Second, there is all kinds of crazy stuff going on at Splashdown Books. If you aren't signed up for their newsletter, get over to the site and sign up. You'll discover that there are some cool new releases coming out. And Splashdown will be launching a new imprint in June: Darkwater. Check it out and see if you can brave the deep.

Third, it's all about me :). I've been messing around on Zazzle again, and updated my store. If you like beetles, and my artwork, and you'd like to combine those on cool t-shirts and other stuff, please visit my store, An Inordinate Fondness. I'll be adding new designs as I create them. Everything is customizable, so you can change the style and color of shirts, add text, whatever.

While you're there, make sure you click on my "profile" to see a self-portrait I drew. It was done on request of the editor over at Port Yonder Press, as she wants the illustrators of The Book of Sylvari: An Anthology of Elves to have self-portraits instead of photos with our bios. (Yes, that last link is for Facebook. If you're not on FB, I'm sorry. If you are, get over there and "Like" the page, please!) I've done three drawings for the anthology, and will let you know as soon as it is available for purchase.

Finally, a "missing link." Yep, I was supposed to have a short story coming out this month in Daikaijuzine. But their February issue has been delayed until March. Sigh...I understand, though. I personally know several people who run online magazines like Daikaijuzine and it is HARD WORK. These people generally do this for nothing, or next to nothing, and have full-time jobs on top of editing and producing the 'zines. So I will not gripe, but admit I'm a bit disappointed. It's a story I've been waiting a while to see in print.

So...let's end this on a happy note: I received notice that a short personal experience story of mine has made the short list for another Chicken Soup for the Soul anthology, due out in July. It's Chickens Soup for the Soul: Just for Preteens. And my story is called "Armored and Dangerous." Being on the short list there means that there is an ever so slight chance the story could get cut, but that generally doesn't happen unless there is an issue with it, such as a conflict of rights ownership, and there is nothing hindering my story so I fully expect it to make it in.
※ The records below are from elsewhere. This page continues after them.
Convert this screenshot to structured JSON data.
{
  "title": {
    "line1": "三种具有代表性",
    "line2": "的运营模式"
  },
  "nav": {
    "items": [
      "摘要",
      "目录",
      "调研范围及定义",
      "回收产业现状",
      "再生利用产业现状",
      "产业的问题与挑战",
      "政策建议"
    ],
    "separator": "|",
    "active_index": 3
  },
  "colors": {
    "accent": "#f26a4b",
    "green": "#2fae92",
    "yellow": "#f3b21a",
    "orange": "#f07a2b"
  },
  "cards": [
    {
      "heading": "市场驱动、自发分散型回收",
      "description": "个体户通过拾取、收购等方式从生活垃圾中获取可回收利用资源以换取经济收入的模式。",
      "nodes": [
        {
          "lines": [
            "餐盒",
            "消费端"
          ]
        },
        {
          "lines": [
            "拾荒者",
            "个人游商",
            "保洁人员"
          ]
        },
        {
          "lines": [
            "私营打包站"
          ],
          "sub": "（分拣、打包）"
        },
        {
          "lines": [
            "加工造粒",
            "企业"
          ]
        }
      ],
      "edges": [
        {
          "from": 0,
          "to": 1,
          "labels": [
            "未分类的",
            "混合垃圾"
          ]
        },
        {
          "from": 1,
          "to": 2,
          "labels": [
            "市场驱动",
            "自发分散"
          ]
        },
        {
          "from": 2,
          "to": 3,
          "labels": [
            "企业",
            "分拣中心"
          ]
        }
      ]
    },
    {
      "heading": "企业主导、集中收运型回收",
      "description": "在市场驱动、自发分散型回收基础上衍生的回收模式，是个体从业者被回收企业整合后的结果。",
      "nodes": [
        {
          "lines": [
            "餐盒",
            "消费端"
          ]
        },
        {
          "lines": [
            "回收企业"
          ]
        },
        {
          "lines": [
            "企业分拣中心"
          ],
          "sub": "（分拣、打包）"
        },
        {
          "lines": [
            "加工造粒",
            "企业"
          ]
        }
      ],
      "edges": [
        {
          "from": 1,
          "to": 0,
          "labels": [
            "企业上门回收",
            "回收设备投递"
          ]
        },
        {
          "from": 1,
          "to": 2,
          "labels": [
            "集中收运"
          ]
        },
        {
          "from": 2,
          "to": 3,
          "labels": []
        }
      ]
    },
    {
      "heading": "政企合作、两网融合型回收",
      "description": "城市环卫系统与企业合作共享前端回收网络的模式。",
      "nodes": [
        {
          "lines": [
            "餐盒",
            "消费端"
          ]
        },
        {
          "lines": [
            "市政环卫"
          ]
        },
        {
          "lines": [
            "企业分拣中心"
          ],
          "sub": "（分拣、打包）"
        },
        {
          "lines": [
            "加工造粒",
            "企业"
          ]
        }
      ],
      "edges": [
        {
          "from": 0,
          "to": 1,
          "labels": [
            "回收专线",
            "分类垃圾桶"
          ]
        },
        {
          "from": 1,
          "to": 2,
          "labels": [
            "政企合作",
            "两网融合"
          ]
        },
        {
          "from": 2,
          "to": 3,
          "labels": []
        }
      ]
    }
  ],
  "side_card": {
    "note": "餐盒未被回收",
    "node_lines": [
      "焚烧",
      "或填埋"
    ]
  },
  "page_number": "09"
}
If you've made it this far, I thank you. Long post, I know. But so much news to share! Now get busy checking out those links.